* What the task asks
Give back every line of the material exactly, as it appears below.

* Exercise input
#####

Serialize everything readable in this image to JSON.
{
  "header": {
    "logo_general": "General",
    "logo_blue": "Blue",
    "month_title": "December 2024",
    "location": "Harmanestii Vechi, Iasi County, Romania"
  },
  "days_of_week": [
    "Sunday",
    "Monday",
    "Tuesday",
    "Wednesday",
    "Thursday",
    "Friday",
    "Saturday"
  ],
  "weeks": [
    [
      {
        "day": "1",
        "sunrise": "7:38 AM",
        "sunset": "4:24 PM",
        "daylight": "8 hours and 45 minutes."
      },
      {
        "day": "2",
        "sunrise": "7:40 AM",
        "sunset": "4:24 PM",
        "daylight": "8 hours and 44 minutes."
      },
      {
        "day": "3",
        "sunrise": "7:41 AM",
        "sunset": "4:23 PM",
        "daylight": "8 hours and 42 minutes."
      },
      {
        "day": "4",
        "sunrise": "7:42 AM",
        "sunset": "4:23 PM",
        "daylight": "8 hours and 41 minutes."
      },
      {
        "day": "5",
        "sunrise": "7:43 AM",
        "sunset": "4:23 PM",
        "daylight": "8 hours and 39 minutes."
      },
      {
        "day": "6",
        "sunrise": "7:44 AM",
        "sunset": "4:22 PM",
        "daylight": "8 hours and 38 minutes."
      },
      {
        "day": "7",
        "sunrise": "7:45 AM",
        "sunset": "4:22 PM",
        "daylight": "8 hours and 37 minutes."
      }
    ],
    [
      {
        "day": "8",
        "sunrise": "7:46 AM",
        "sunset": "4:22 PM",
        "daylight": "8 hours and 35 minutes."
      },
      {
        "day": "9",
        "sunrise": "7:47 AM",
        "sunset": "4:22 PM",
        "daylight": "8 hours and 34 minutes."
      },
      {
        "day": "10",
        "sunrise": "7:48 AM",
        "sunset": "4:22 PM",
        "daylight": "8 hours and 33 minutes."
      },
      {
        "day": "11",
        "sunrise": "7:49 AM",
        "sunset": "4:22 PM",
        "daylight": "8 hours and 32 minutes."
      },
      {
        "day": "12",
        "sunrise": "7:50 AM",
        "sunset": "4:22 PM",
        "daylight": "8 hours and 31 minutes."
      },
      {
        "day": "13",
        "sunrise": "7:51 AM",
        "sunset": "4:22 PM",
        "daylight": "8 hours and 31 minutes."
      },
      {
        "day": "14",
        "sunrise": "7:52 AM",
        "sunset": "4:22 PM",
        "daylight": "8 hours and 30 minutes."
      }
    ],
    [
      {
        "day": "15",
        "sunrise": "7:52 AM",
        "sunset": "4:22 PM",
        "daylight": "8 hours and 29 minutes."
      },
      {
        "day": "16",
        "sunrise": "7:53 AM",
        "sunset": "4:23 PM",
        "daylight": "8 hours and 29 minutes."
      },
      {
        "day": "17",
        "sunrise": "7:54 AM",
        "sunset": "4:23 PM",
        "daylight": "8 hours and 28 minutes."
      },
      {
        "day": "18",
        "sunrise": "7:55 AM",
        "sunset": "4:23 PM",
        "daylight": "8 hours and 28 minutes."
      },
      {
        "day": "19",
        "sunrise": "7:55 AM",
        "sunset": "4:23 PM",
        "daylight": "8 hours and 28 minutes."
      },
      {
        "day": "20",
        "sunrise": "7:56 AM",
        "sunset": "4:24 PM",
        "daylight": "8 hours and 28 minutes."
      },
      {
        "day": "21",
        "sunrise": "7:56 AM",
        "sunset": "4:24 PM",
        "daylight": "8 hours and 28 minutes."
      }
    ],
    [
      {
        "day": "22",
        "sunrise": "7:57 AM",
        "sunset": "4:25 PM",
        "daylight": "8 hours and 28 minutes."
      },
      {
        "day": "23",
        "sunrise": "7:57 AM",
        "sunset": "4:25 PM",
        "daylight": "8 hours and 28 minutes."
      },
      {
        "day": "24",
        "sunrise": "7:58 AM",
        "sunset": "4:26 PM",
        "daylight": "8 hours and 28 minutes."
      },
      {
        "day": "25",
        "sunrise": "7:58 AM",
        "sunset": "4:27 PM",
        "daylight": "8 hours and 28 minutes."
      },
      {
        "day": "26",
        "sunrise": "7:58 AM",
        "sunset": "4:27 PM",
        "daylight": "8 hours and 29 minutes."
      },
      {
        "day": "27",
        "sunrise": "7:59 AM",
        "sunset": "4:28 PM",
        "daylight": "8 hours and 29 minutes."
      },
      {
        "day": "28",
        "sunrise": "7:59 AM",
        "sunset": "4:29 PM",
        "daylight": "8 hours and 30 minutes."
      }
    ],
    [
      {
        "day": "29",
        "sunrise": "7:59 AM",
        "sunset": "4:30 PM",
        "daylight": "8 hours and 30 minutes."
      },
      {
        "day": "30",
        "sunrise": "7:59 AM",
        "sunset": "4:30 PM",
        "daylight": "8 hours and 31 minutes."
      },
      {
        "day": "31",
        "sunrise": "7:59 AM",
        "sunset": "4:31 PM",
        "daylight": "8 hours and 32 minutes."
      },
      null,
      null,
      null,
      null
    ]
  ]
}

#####

* Problem solution
Serialize everything readable in this image to JSON.
{
  "header": {
    "logo_general": "General",
    "logo_blue": "Blue",
    "month_title": "December 2024",
    "location": "Harmanestii Vechi, Iasi County, Romania"
  },
  "days_of_week": [
    "Sunday",
    "Monday",
    "Tuesday",
    "Wednesday",
    "Thursday",
    "Friday",
    "Saturday"
  ],
  "weeks": [
    [
      {
        "day": "1",
        "sunrise": "7:38 AM",
        "sunset": "4:24 PM",
        "daylight": "8 hours and 45 minutes."
      },
      {
        "day": "2",
        "sunrise": "7:40 AM",
        "sunset": "4:24 PM",
        "daylight": "8 hours and 44 minutes."
      },
      {
        "day": "3",
        "sunrise": "7:41 AM",
        "sunset": "4:23 PM",
        "daylight": "8 hours and 42 minutes."
      },
      {
        "day": "4",
        "sunrise": "7:42 AM",
        "sunset": "4:23 PM",
        "daylight": "8 hours and 41 minutes."
      },
      {
        "day": "5",
        "sunrise": "7:43 AM",
        "sunset": "4:23 PM",
        "daylight": "8 hours and 39 minutes."
      },
      {
        "day": "6",
        "sunrise": "7:44 AM",
        "sunset": "4:22 PM",
        "daylight": "8 hours and 38 minutes."
      },
      {
        "day": "7",
        "sunrise": "7:45 AM",
        "sunset": "4:22 PM",
        "daylight": "8 hours and 37 minutes."
      }
    ],
    [
      {
        "day": "8",
        "sunrise": "7:46 AM",
        "sunset": "4:22 PM",
        "daylight": "8 hours and 35 minutes."
      },
      {
        "day": "9",
        "sunrise": "7:47 AM",
        "sunset": "4:22 PM",
        "daylight": "8 hours and 34 minutes."
      },
      {
        "day": "10",
        "sunrise": "7:48 AM",
        "sunset": "4:22 PM",
        "daylight": "8 hours and 33 minutes."
      },
      {
        "day": "11",
        "sunrise": "7:49 AM",
        "sunset": "4:22 PM",
        "daylight": "8 hours and 32 minutes."
      },
      {
        "day": "12",
        "sunrise": "7:50 AM",
        "sunset": "4:22 PM",
        "daylight": "8 hours and 31 minutes."
      },
      {
        "day": "13",
        "sunrise": "7:51 AM",
        "sunset": "4:22 PM",
        "daylight": "8 hours and 31 minutes."
      },
      {
        "day": "14",
        "sunrise": "7:52 AM",
        "sunset": "4:22 PM",
        "daylight": "8 hours and 30 minutes."
      }
    ],
    [
      {
        "day": "15",
        "sunrise": "7:52 AM",
        "sunset": "4:22 PM",
        "daylight": "8 hours and 29 minutes."
      },
      {
        "day": "16",
        "sunrise": "7:53 AM",
        "sunset": "4:23 PM",
        "daylight": "8 hours and 29 minutes."
      },
      {
        "day": "17",
        "sunrise": "7:54 AM",
        "sunset": "4:23 PM",
        "daylight": "8 hours and 28 minutes."
      },
      {
        "day": "18",
        "sunrise": "7:55 AM",
        "sunset": "4:23 PM",
        "daylight": "8 hours and 28 minutes."
      },
      {
        "day": "19",
        "sunrise": "7:55 AM",
        "sunset": "4:23 PM",
        "daylight": "8 hours and 28 minutes."
      },
      {
        "day": "20",
        "sunrise": "7:56 AM",
        "sunset": "4:24 PM",
        "daylight": "8 hours and 28 minutes."
      },
      {
        "day": "21",
        "sunrise": "7:56 AM",
        "sunset": "4:24 PM",
        "daylight": "8 hours and 28 minutes."
      }
    ],
    [
      {
        "day": "22",
        "sunrise": "7:57 AM",
        "sunset": "4:25 PM",
        "daylight": "8 hours and 28 minutes."
      },
      {
        "day": "23",
        "sunrise": "7:57 AM",
        "sunset": "4:25 PM",
        "daylight": "8 hours and 28 minutes."
      },
      {
        "day": "24",
        "sunrise": "7:58 AM",
        "sunset": "4:26 PM",
        "daylight": "8 hours and 28 minutes."
      },
      {
        "day": "25",
        "sunrise": "7:58 AM",
        "sunset": "4:27 PM",
        "daylight": "8 hours and 28 minutes."
      },
      {
        "day": "26",
        "sunrise": "7:58 AM",
        "sunset": "4:27 PM",
        "daylight": "8 hours and 29 minutes."
      },
      {
        "day": "27",
        "sunrise": "7:59 AM",
        "sunset": "4:28 PM",
        "daylight": "8 hours and 29 minutes."
      },
      {
        "day": "28",
        "sunrise": "7:59 AM",
        "sunset": "4:29 PM",
        "daylight": "8 hours and 30 minutes."
      }
    ],
    [
      {
        "day": "29",
        "sunrise": "7:59 AM",
        "sunset": "4:30 PM",
        "daylight": "8 hours and 30 minutes."
      },
      {
        "day": "30",
        "sunrise": "7:59 AM",
        "sunset": "4:30 PM",
        "daylight": "8 hours and 31 minutes."
      },
      {
        "day": "31",
        "sunrise": "7:59 AM",
        "sunset": "4:31 PM",
        "daylight": "8 hours and 32 minutes."
      },
      null,
      null,
      null,
      null
    ]
  ]
}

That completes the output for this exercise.